over Ezekiel Elliott. If itís going to be a good day for Dallas,
it will have to be a good day for Pollard.
While Tampaís defense has played fairly well against the
pass, they have given up 29 touchdowns through the air (2nd most
in the NFL) and have been particularly susceptible in the red
zone. Thatís where Schultz comes in. Heís second on
the team in targets and should be high in Dak Prescottís
progressions this week as he looks to get rid of the ball quickly
against an aggressive defense. Schultz has two multi-TD games
in the second half of the season, and this could shape up to be
another opportunity for him if the Cowboys can move the ball and
create some red zone opportunities.
Elliottís value has been tied to his goal line work all
season. I donít think those opportunities present themselves
this week as Dallas should be looking to throw against this Tampa
defense near the goal line. Zeke has basically been a non-factor

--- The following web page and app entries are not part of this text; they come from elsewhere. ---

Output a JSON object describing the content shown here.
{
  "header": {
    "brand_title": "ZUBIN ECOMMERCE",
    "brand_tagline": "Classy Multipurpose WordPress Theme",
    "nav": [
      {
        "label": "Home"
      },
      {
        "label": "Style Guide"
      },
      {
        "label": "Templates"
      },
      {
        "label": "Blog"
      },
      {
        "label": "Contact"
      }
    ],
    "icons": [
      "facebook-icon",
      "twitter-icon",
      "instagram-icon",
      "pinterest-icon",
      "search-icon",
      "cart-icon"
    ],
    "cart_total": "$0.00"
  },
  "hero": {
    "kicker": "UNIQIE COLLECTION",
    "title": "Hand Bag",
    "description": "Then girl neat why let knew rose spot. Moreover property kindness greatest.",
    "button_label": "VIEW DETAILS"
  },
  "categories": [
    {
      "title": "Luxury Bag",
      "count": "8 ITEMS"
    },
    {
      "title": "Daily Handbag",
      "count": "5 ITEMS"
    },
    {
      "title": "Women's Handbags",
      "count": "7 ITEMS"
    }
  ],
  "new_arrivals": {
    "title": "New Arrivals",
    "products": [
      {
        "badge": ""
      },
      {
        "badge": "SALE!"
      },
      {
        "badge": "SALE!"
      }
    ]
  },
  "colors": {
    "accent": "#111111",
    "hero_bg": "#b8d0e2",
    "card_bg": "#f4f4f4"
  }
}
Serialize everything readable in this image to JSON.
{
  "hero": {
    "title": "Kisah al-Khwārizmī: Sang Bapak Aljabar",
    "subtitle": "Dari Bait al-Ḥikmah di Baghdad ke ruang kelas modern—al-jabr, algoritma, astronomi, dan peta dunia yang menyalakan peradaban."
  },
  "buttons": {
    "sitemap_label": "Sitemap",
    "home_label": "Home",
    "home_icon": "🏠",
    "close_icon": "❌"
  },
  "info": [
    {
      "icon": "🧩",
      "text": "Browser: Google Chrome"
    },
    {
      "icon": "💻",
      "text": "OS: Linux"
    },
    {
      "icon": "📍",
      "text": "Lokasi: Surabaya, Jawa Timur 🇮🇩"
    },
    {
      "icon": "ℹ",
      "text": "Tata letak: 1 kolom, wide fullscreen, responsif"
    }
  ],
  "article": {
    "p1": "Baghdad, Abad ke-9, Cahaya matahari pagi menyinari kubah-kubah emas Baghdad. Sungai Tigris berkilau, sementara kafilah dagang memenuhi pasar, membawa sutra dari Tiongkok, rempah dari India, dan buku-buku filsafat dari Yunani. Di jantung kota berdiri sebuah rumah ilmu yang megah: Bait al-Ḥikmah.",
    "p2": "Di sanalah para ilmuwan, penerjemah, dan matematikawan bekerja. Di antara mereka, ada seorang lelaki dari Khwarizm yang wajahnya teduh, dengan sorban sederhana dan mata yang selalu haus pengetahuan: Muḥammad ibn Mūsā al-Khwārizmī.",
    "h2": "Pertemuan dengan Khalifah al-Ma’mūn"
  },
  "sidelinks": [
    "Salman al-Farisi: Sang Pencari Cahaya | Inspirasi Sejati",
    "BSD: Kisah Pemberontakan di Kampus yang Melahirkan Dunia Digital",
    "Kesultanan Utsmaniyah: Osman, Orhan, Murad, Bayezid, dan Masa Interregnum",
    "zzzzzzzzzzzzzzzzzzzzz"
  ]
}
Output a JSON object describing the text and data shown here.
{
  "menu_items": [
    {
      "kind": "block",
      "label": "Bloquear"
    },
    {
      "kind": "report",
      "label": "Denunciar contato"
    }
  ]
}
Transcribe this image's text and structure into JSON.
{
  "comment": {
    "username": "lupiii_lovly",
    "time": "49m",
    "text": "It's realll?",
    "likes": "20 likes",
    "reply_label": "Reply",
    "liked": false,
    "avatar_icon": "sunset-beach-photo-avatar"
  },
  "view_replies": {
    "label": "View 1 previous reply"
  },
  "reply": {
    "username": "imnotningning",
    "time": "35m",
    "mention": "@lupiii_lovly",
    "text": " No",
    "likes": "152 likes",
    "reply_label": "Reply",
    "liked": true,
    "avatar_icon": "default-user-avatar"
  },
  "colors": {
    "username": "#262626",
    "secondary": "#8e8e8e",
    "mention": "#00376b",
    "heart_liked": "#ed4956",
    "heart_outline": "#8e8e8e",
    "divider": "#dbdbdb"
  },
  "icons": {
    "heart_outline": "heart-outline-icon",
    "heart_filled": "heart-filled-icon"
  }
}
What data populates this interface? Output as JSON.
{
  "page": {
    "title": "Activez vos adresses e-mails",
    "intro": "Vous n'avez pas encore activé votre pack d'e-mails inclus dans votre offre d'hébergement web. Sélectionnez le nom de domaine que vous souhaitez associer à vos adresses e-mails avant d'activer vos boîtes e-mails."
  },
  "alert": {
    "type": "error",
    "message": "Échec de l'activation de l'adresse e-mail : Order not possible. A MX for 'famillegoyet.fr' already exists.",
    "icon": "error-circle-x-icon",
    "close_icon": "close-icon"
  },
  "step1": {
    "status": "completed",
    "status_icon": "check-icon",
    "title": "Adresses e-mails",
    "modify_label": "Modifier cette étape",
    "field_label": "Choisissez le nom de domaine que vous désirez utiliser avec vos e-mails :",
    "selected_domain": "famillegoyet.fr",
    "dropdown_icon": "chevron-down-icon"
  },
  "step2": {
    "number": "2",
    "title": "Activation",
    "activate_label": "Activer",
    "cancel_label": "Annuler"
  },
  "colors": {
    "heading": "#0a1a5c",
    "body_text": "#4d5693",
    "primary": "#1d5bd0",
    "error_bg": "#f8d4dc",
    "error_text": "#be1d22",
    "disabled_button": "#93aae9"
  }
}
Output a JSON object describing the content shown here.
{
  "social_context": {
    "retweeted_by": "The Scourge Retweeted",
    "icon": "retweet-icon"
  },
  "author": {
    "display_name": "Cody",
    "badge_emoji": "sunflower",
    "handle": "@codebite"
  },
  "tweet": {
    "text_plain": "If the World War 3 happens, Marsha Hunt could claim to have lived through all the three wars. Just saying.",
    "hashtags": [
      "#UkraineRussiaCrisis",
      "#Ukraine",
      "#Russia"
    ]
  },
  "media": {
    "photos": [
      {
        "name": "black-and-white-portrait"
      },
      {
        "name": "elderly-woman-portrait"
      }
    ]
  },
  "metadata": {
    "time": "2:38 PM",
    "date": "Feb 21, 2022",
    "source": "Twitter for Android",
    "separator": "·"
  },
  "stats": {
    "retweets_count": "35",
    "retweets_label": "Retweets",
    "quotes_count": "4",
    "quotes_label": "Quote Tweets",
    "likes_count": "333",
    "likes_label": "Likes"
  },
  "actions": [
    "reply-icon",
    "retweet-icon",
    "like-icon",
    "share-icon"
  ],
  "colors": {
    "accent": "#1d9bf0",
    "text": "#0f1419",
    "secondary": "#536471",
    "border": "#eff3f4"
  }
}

in the passing game recently with one reception in his last three
games and the Bucs have given up the fifth fewest fantasy points
to running backs this season.
DAL FPts Allowed vs. QBs: No.20
DAL FPts Allowed vs. RBs: No.30
DAL FPts Allowed vs. WRs: No.5
DAL FPts Allowed vs. TEs: No.30
While Leonard Fournette has re-emerged as the RB1 in Tampa, White
presents some interesting challenges for the Dallas defense. Heís
a more explosive runner, and his quickness could help slow the
Cowboys pass rush if they have to honor his speed out of the backfield.
Heís also a valuable receiver with at least four catches in five
of his last six games prior to last weekís limited snaps. Look
for him to play a major role as a check-down option for QB Tom
Brady against a Dallas front trying to disrupt his rhythm.
The Cowboys posted 54 sacks during the season and will be looking
to get pressure up the middle on Tom Brady. For that reason, I
donít see him having a lot of time to push the ball downfield
to Evans. However, if the Bucs can get the run game going efficiently,
Brady will use play-action to open up some deep shots. If Evans
draws CB Trevon Diggs, expect Brady to look for other options.
Gage has had 19 catches and three touchdowns in his last four
games. But in a win or go home contest, with Mike Evans and Chris
Godwin fully rested, I expect Gage’s role to be limited,
especially in a game plan that should be focused on running the
ball. Gage was banged up last week but did practice on Thursday
so monitor injury reports if you want to take a flier on him.
Julio Jones (knee) has also been limited in practice this week.